DATA LISTING:
____________

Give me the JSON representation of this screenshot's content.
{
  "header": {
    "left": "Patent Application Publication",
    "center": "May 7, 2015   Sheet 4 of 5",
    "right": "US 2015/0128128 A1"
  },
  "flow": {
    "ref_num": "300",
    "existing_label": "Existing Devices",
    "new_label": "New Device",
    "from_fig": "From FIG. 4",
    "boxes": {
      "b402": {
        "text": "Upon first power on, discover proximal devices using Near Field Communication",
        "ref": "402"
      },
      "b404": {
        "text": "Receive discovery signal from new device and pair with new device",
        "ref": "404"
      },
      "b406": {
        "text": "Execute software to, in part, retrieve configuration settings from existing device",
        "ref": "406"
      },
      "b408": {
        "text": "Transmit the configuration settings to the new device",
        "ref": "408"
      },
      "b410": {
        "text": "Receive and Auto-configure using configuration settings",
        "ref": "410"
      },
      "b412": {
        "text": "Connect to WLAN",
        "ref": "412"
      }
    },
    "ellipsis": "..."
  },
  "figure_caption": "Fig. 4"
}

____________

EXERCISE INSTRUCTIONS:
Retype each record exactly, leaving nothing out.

RESPONSE TO THE EXERCISE:
Give me the JSON representation of this screenshot's content.
{
  "header": {
    "left": "Patent Application Publication",
    "center": "May 7, 2015   Sheet 4 of 5",
    "right": "US 2015/0128128 A1"
  },
  "flow": {
    "ref_num": "300",
    "existing_label": "Existing Devices",
    "new_label": "New Device",
    "from_fig": "From FIG. 4",
    "boxes": {
      "b402": {
        "text": "Upon first power on, discover proximal devices using Near Field Communication",
        "ref": "402"
      },
      "b404": {
        "text": "Receive discovery signal from new device and pair with new device",
        "ref": "404"
      },
      "b406": {
        "text": "Execute software to, in part, retrieve configuration settings from existing device",
        "ref": "406"
      },
      "b408": {
        "text": "Transmit the configuration settings to the new device",
        "ref": "408"
      },
      "b410": {
        "text": "Receive and Auto-configure using configuration settings",
        "ref": "410"
      },
      "b412": {
        "text": "Connect to WLAN",
        "ref": "412"
      }
    },
    "ellipsis": "..."
  },
  "figure_caption": "Fig. 4"
}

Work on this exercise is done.